The prevalence of back pain in the United States is nothing short of staggering. In fact, 65 million people report a recent episode of back pain. Driving these numbers is a host of issues, and you can be sure that sciatica figures prominently in the mix, since 10-40% of Americans report it during their lifetime.
To help you narrow down the suspects behind your back pain, Dr. Sachida Manocha and the team here at Interventional Pain Center outline three of the more common hallmarks of sciatica.
The basics of the sciatic nerve
The best way to understand how sciatica can affect you is to understand the anatomy of this large nerve. Not only is your sciatic nerve a large nerve, it’s the largest in your body — about the width of your thumb at its widest point.
You have two sciatic nerves, and they start on both sides of your lower back. They then travel down each side of your buttocks, down into each leg, and into both feet.
Characteristics of sciatica
The reason we started with a small anatomy refresher is that it helps explain the unique characteristics of sciatica.

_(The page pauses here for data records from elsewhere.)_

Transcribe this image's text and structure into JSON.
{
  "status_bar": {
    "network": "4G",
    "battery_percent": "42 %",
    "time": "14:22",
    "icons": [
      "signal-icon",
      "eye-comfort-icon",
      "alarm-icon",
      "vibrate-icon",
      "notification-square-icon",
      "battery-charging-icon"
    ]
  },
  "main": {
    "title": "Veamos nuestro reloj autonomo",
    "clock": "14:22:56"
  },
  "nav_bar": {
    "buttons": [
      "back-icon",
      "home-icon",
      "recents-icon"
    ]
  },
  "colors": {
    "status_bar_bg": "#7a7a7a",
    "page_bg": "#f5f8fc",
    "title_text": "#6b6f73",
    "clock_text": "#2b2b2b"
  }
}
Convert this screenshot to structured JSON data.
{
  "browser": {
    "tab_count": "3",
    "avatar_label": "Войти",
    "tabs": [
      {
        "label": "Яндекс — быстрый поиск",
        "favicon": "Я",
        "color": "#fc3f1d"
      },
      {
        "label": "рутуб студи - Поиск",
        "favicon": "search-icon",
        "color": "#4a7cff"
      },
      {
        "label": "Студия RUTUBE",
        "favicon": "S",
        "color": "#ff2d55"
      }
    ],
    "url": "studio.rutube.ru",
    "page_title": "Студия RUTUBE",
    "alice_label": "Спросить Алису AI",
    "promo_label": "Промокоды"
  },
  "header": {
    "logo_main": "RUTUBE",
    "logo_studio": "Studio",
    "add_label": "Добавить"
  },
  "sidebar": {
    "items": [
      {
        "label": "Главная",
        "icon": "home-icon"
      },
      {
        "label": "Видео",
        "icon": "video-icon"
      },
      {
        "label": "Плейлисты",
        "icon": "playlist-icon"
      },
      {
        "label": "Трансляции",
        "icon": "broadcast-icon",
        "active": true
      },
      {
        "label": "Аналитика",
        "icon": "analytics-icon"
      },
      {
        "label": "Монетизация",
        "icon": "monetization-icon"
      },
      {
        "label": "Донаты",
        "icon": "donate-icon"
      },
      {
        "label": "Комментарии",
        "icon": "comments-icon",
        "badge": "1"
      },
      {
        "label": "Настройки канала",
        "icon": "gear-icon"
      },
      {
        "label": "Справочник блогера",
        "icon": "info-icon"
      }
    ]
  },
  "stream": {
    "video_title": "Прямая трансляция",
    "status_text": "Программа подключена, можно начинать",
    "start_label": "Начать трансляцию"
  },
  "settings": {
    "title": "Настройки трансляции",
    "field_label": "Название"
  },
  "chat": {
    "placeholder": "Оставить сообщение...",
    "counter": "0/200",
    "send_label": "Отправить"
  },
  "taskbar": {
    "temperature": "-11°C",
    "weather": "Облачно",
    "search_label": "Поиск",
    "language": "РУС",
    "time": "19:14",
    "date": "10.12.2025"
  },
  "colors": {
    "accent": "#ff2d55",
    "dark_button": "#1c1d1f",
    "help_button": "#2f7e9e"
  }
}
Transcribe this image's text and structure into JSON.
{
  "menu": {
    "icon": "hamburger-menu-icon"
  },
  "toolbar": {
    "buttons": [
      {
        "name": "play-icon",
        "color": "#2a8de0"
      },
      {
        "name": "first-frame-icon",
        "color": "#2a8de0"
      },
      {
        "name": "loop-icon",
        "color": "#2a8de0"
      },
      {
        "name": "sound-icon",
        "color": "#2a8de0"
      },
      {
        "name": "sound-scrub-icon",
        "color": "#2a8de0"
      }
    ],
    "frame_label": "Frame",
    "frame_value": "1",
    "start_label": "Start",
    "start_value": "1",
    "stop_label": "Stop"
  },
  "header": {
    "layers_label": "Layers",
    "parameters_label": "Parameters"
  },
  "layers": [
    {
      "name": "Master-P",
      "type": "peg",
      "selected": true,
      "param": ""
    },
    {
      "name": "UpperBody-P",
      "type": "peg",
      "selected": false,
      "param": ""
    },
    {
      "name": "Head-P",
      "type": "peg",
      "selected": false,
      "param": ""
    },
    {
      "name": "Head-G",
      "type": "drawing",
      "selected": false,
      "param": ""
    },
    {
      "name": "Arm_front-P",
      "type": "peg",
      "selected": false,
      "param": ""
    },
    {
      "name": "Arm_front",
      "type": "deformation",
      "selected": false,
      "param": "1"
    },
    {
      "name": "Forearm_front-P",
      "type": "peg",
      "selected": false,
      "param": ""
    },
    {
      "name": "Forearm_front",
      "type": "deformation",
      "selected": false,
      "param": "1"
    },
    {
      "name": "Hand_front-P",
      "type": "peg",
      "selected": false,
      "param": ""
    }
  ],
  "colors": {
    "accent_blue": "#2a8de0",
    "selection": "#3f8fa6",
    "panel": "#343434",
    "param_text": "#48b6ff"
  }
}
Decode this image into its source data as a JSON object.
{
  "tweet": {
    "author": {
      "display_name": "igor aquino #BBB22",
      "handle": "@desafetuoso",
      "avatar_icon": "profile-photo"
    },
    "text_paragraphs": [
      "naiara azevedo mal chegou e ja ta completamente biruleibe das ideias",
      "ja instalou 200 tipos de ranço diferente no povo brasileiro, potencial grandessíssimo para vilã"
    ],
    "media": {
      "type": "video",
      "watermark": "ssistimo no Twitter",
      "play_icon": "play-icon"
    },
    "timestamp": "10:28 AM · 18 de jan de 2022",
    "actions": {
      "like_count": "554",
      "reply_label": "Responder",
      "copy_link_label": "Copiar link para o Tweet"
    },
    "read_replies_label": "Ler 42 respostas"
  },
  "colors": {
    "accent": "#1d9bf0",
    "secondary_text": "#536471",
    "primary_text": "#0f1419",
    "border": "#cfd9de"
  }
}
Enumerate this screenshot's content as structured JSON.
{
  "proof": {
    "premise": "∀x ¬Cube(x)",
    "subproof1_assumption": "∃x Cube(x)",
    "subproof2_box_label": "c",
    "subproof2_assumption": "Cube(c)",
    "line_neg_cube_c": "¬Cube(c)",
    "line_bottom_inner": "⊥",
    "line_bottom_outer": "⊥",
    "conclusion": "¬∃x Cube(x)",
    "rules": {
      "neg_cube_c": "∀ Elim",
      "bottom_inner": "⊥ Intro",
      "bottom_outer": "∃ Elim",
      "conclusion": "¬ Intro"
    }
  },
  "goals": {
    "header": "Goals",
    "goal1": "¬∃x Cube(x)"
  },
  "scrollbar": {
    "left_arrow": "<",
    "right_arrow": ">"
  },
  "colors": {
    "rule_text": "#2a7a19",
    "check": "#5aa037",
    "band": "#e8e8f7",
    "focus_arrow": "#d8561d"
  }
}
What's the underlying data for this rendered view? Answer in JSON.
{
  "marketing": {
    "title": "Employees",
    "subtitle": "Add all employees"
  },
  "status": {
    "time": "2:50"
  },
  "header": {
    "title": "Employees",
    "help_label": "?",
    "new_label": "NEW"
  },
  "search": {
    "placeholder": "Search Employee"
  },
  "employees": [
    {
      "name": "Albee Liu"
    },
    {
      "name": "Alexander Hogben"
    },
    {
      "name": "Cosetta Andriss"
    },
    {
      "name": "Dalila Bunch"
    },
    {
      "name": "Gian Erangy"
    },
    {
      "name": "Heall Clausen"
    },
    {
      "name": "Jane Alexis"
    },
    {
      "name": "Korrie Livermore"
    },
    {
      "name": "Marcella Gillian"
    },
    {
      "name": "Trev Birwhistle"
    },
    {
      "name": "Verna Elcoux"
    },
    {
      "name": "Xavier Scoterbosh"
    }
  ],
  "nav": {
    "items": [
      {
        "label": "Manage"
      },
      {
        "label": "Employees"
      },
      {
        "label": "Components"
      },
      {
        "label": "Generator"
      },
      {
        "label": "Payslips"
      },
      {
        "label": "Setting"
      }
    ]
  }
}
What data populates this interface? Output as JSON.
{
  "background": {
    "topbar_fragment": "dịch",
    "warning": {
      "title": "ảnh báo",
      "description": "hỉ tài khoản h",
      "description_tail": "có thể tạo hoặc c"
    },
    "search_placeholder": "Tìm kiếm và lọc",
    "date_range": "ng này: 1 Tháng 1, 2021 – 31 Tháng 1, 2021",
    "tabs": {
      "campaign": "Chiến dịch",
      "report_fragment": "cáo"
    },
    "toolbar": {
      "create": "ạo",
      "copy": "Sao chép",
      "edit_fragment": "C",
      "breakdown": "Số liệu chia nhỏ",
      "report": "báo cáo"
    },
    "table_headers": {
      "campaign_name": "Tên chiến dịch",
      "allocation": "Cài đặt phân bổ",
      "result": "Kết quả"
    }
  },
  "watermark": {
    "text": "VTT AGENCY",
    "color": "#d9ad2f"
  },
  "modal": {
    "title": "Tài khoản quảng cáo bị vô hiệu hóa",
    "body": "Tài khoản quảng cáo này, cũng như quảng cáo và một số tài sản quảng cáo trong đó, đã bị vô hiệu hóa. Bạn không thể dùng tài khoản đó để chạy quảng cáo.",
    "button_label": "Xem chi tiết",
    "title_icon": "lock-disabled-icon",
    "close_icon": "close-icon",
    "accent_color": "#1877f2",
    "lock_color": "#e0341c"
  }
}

This condition is usually caused by a herniated disc that compresses one of your sciatic nerves. However, it can also stem from a narrowing in your spinal canal or from other degenerative changes in your lumbar spine that compress this large nerve.
No matter what’s pressing on your sciatic nerve, you may feel a variety of symptoms, such as the following:
1. Pain in your lower back
One of the first symptoms to get your attention is pain in your lower back. This pain can be a dull ache, but it’s more commonly felt in certain positions or actions, such as when you bend over or sneeze. The pain that flares up under these conditions is often described as shooting pain, burning pain, or both.
2. Pain that travels down one side
As we described, you have two sciatic nerves, and they travel down the backside of each buttock and leg. So, if you suffer from sciatica pain, it’s usually on one side of the body, because something is pressing on one of the nerves, not both. Furthermore, the pain can be felt along the length of the nerve and flare up due to certain movement and actions.
3. Numbness and tingling
Besides pain, people with sciatica often feel other symptoms, namely numbness and tingling. Like the pain, these symptoms usually only affect the side of the body where the affected nerve is located.
Diagnosing and treating sciatica
If these symptoms sound familiar, the best thing to do is come to the office to get evaluated. As specialists in back pain, we can quickly identify the cause of your back pain and get you on the road to relief as quickly as possible.
To get started, schedule an appointment online or over the phone with the Interventional Pain Center today. We have offices in Worthington and Newark, Ohio.